Blog 2: Presenting my research at the American Speech- Language-Hearing Association (ASHA)

Attending the American Speech- Language-Hearing Association (ASHA) Convention was a meaningful and extremely worthwhile experience as an aspiring Speech-Language Pathologist (SLP). An estimated 20,000 people of all different professions united with two interests alike, speech and hearing. Dr. Gregory and I presented our poster “Cultural Humility: Examining Microaggressions to Improve Clinical Encounters” on the first day of the three-day convention. Our poster was displayed amongst hundreds of researchers work on various topics including telepractice, cognitive disorders, health literacy, language in infants, and others focusing on different aspects within our career path. During our presentation time, professions from different regions of the world shared their perspective on microaggressions in the workplace and everyday life.

We were apart of relevant and sincere conversations that taught us new things regarding personal bias’ while being able to provide research that benefits all individuals within a community. A key take away from our presentation was the amount of people who identified with “self- evaluation” posing a huge barrier to achieving cultural humility.
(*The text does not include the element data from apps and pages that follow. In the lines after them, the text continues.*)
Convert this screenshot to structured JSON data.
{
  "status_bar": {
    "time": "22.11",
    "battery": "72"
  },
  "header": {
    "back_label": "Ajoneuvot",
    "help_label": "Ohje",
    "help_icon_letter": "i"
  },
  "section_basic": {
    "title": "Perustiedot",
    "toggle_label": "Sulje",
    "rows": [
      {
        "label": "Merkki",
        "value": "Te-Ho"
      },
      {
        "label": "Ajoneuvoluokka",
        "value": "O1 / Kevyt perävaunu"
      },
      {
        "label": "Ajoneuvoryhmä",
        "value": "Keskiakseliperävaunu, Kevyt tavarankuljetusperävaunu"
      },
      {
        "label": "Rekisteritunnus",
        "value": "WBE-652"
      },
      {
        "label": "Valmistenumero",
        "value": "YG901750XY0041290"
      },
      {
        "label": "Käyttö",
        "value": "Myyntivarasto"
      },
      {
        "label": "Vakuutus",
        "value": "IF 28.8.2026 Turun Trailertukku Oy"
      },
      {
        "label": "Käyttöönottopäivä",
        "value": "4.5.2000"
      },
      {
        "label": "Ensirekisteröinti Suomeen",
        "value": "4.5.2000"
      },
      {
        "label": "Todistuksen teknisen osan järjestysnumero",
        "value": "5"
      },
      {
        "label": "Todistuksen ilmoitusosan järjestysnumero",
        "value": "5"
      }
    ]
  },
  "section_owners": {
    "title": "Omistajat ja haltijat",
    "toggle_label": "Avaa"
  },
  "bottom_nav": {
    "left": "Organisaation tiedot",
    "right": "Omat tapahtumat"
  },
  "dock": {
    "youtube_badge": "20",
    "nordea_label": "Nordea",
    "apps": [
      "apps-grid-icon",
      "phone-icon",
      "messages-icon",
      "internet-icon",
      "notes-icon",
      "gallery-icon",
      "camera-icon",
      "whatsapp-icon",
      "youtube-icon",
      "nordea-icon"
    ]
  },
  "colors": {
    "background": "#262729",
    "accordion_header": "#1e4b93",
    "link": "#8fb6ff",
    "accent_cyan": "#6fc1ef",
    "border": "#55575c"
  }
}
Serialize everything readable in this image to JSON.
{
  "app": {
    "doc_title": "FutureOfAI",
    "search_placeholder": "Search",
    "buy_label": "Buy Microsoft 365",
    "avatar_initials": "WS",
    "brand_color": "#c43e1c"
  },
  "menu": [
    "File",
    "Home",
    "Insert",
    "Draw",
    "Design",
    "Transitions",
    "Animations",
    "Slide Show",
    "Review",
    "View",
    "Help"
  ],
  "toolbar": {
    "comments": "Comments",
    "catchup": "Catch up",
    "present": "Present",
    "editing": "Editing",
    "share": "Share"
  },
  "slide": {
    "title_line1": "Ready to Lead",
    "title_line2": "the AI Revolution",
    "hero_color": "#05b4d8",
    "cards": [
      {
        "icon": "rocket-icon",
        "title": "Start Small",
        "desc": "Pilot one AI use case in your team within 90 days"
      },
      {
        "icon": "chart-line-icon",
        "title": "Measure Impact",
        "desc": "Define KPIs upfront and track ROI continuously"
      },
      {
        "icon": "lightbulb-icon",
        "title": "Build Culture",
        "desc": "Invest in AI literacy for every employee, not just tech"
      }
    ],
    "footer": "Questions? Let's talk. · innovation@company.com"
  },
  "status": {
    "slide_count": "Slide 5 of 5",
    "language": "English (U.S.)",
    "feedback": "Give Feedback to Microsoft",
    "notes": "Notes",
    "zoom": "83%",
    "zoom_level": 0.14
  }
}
Self- evaluation is the ability to reevaluate and alter personal biases with the willingness to explore and appreciate a culture for what it is. Many people we spoke with addressed microaggressions as a “sensitive topic,” which placed even more emphasis on the importance of talking about how they impact our clients.

As we take all considerations and critiques away from our experience at ASHA, the next step is to implement our poster and checklist into local university clinics.  Additionally, we would like this checklist to be feasible for practicing clinicians and professors to introduce in their coursework.  As we try to spread awareness on the impact of microaggressive attitudes on a national level, it is equally important to ensure that we enforce the same beliefs here in our community. While continuing to focus on cultural humility, the survey and qualitative interviews on cultural competence and humility are underway as we work toward building questions that will give us reliable and significant results. The aim of this study is to identify undergraduate and graduate student experiences with microaggressions during clinical experiences.



Blog 1: Cultural Humility: Examining Microaggressions to Improve Clinical Encounters

As we enter the year 2020, health professionals all over the world are seeking to find the best possible methods, treatments, and evidenced based research to provide a positive and comprehensive experience for our clients.  Specifically, in the field of Communication and Science Disorders (CSD) the emerging conceptual shift from cultural competence to cultural humility is one of the many ways we can contribute to a worthwhile experience. Cultural humility is the ongoing process of reevaluating personal perspectives as they relate to culture outside of your own. It is the ability to constantly explore, learn, and appreciate a culture for all that it encompasses, aside from the conscious or unconscious biases held toward it. Cultural humility provides an enabling environment, while competence implies that there are boundaries to how far learning about a culture can go. As efforts to move away from competence increase, addressing microaggressions is a step toward achieving humility within the clinical setting.

A key component to this essential shift is dismantling the conscious and unconscious beliefs that shape our perspective of a particular culture, known as microaggressions. A deeper understanding of cultural humility and our awareness of our microaggressions combined will lead future and practicing clinicians to an increased amount of meaningful and trustworthy clinical encounters.

Microaggressions are subtle forms of bias insults that give denigrating messages specifically to individuals of color, minority groups, and people apart of the Lesbian Gay Bisexual Transsexual Queer Intersex Asexual (LGBTQIA) community. They can focus on factors like socioeconomic status, gender, disability, and religion. Intentional or unintentional, they communicate hostile and degrading feelings toward clients that can often make them feel inferior, unintelligent, excluded, and invalidate their negative experiences within society.

To avoid such feelings, Dr. Gregory and I have generated a proposal and model that will assist future and practicing clinicians in leaving their microaggressions prior to any clinical encounter. The poster was accepted to the American Speech- Language-Hearing Association (ASHA) Convention for next month in Orlando, Florida. In preparation for our poster presentation we have done an extensive amount of research on how cultural competence, humility, and microaggresion impact the lives of clients in therapy. The poster we present at the convention will advocate for the shift toward humility.

In addition to the professional education poster, Dr. Gregory, Dr. Ginsberg, and I will be working on developing a survey that addresses cultural competence and cultural humility among speech-language pathologists. The survey encourages clinicians to answer questions about what they believe cultural competence and humility means to them.

Witnessing and playing a role in such an essential transformation within CSD is both exciting and inspiring to watch. Making cultural humility a professional goal for clinicians has been a topic that both Dr. Gregory and I take pride in researching. We are hopeful for the results to come as we go through the process of supporting and pushing the shift toward cultural humility in the CSD profession.

Skyler O’Berry, Undergraduate student Communication Science and Disorders program